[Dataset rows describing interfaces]
★ ★ ★

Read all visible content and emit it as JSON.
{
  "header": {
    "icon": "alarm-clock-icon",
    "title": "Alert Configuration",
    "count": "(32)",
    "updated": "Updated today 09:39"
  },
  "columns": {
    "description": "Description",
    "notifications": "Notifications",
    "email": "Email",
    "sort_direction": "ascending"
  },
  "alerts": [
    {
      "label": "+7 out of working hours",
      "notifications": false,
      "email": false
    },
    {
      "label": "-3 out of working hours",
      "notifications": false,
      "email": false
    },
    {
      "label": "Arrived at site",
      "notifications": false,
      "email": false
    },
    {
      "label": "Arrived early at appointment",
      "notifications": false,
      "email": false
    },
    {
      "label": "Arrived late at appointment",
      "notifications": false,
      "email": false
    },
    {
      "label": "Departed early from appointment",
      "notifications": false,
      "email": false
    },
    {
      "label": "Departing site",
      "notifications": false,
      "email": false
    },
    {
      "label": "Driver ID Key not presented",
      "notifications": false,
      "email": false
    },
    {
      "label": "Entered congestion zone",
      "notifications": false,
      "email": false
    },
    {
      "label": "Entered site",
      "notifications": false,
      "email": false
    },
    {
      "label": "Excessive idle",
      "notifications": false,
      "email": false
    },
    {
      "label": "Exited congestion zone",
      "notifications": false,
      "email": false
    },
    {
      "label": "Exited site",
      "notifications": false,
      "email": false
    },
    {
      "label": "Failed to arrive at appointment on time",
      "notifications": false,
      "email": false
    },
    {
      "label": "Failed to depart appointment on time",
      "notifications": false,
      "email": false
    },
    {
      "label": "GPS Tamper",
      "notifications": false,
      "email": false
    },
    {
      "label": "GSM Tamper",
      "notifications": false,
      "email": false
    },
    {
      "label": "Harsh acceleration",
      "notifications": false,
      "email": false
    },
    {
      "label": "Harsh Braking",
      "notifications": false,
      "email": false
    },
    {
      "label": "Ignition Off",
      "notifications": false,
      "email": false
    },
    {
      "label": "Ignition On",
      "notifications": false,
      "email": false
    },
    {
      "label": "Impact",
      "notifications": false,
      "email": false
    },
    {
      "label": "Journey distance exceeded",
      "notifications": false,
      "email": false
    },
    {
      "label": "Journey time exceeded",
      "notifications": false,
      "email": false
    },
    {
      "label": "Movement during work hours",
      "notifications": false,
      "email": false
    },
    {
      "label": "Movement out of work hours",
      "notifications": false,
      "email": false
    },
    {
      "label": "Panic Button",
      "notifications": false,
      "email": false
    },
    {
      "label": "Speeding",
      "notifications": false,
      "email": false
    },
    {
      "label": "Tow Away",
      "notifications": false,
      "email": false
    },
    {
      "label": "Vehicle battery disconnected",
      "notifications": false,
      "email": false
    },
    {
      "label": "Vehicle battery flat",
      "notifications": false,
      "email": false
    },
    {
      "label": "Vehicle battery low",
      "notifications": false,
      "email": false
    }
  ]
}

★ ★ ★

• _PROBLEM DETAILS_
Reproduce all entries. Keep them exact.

• _REPLY TO THE TASK_
Read all visible content and emit it as JSON.
{
  "header": {
    "icon": "alarm-clock-icon",
    "title": "Alert Configuration",
    "count": "(32)",
    "updated": "Updated today 09:39"
  },
  "columns": {
    "description": "Description",
    "notifications": "Notifications",
    "email": "Email",
    "sort_direction": "ascending"
  },
  "alerts": [
    {
      "label": "+7 out of working hours",
      "notifications": false,
      "email": false
    },
    {
      "label": "-3 out of working hours",
      "notifications": false,
      "email": false
    },
    {
      "label": "Arrived at site",
      "notifications": false,
      "email": false
    },
    {
      "label": "Arrived early at appointment",
      "notifications": false,
      "email": false
    },
    {
      "label": "Arrived late at appointment",
      "notifications": false,
      "email": false
    },
    {
      "label": "Departed early from appointment",
      "notifications": false,
      "email": false
    },
    {
      "label": "Departing site",
      "notifications": false,
      "email": false
    },
    {
      "label": "Driver ID Key not presented",
      "notifications": false,
      "email": false
    },
    {
      "label": "Entered congestion zone",
      "notifications": false,
      "email": false
    },
    {
      "label": "Entered site",
      "notifications": false,
      "email": false
    },
    {
      "label": "Excessive idle",
      "notifications": false,
      "email": false
    },
    {
      "label": "Exited congestion zone",
      "notifications": false,
      "email": false
    },
    {
      "label": "Exited site",
      "notifications": false,
      "email": false
    },
    {
      "label": "Failed to arrive at appointment on time",
      "notifications": false,
      "email": false
    },
    {
      "label": "Failed to depart appointment on time",
      "notifications": false,
      "email": false
    },
    {
      "label": "GPS Tamper",
      "notifications": false,
      "email": false
    },
    {
      "label": "GSM Tamper",
      "notifications": false,
      "email": false
    },
    {
      "label": "Harsh acceleration",
      "notifications": false,
      "email": false
    },
    {
      "label": "Harsh Braking",
      "notifications": false,
      "email": false
    },
    {
      "label": "Ignition Off",
      "notifications": false,
      "email": false
    },
    {
      "label": "Ignition On",
      "notifications": false,
      "email": false
    },
    {
      "label": "Impact",
      "notifications": false,
      "email": false
    },
    {
      "label": "Journey distance exceeded",
      "notifications": false,
      "email": false
    },
    {
      "label": "Journey time exceeded",
      "notifications": false,
      "email": false
    },
    {
      "label": "Movement during work hours",
      "notifications": false,
      "email": false
    },
    {
      "label": "Movement out of work hours",
      "notifications": false,
      "email": false
    },
    {
      "label": "Panic Button",
      "notifications": false,
      "email": false
    },
    {
      "label": "Speeding",
      "notifications": false,
      "email": false
    },
    {
      "label": "Tow Away",
      "notifications": false,
      "email": false
    },
    {
      "label": "Vehicle battery disconnected",
      "notifications": false,
      "email": false
    },
    {
      "label": "Vehicle battery flat",
      "notifications": false,
      "email": false
    },
    {
      "label": "Vehicle battery low",
      "notifications": false,
      "email": false
    }
  ]
}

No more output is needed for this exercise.